5.9 Inland Revenue believes that the impact on voluntary compliance by those who are committing serious offences is likely to be small. Its judgement is that those who commit crime tend to commit crime across all their responsibilities as citizens, including tax.

5.10 Based on research conducted by Inland Revenue, it is likely that only a small minority will disagree with the proposals and, as a result, attempt to modify their tax compliance. However, most taxpayers are likely to consider increased information-sharing improves both the fairness of government and the tax system.

5.11 There is some risk that information-sharing could result in a secrecy breach. This could bring information-sharing more generally into disrepute. A related point is that any information-sharing also carries a risk of sharing inaccurate information or information about the wrong individual or entity. However, officials have assured the Government their emphasis will be on the integrity of process and they will work closely with the Privacy Commissioner.

Conclusion

5.12 The Government believes the benefits of information-sharing with other enforcement agencies can be supported in the case of serious offences. The proposed information-sharing has several potential benefits, such as increased fairness, reduction in offending, increased government effectiveness and better use of specialist resources. The risks, chiefly the risk of reducing voluntary compliance, are likely to be small, and are outweighed by the potential benefits of the proposal.
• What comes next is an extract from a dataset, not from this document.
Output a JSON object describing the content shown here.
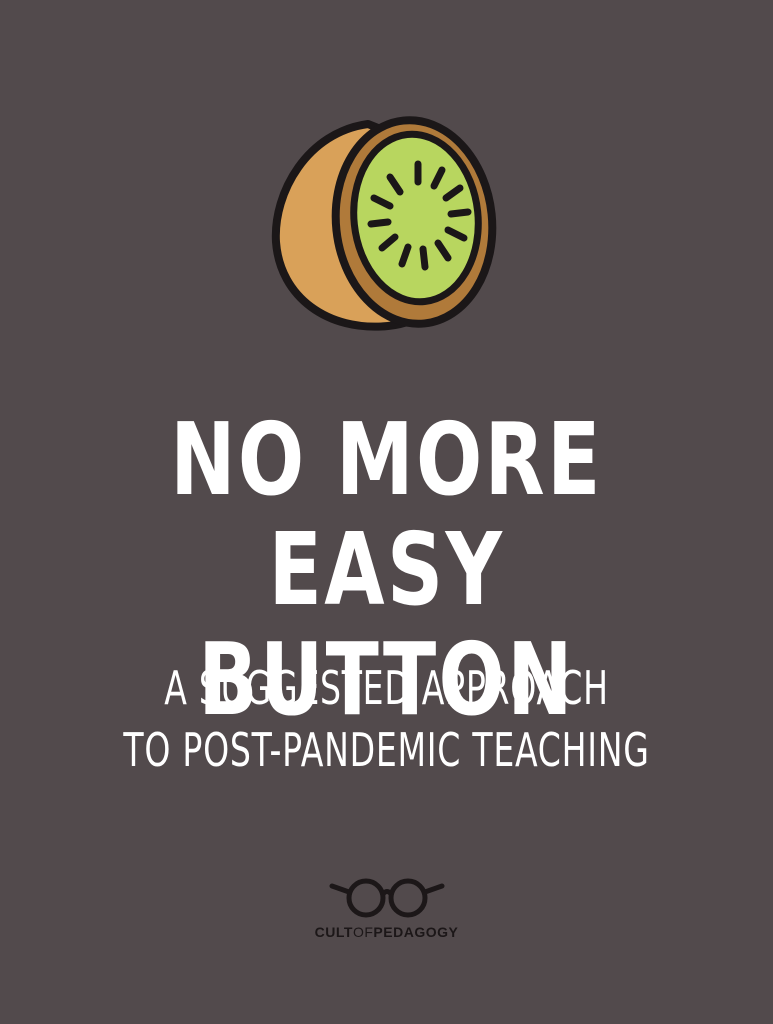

5.13 The proposal is consistent with the key “fit-for-purpose” features identified by research participants as necessary to ensure sharing was within acceptable bounds.[12] It is less consistent with the features identified in the earlier research. In relation to the factors summarised at paragraph 3.14, we consider the proposal demonstrates transparency, defined boundaries and is relevant to the specific public sector cluster that is responsible for enforcement. Factors relating to customer control and service needs are not the focus of this discussion document.

Example scenario: Investigation of identity fraud against Inland Revenue highlighting wider identity offence

Inland Revenue identifies an individual who has defrauded Inland Revenue using false identities. During investigation of the individual, Inland Revenue discovers that the same identities have been used to perpetrate frauds against other institutions including banks, government agencies and retailers.

Under the proposed rules, Inland Revenue could inform the New Zealand Police of the individual and provide relevant supporting information, including a list of those other taxpayers who may have been defrauded.

Questions for submitters

5.14 Submissions on any of the matters outlined in this chapter are welcomed, including:

  • possible other benefits of information-sharing by Inland Revenue to prevent serious offences; and
  • the judgement that the risks of Inland Revenue sharing information are minor if sharing is limited to serious offences.
 

12 See chapter 3.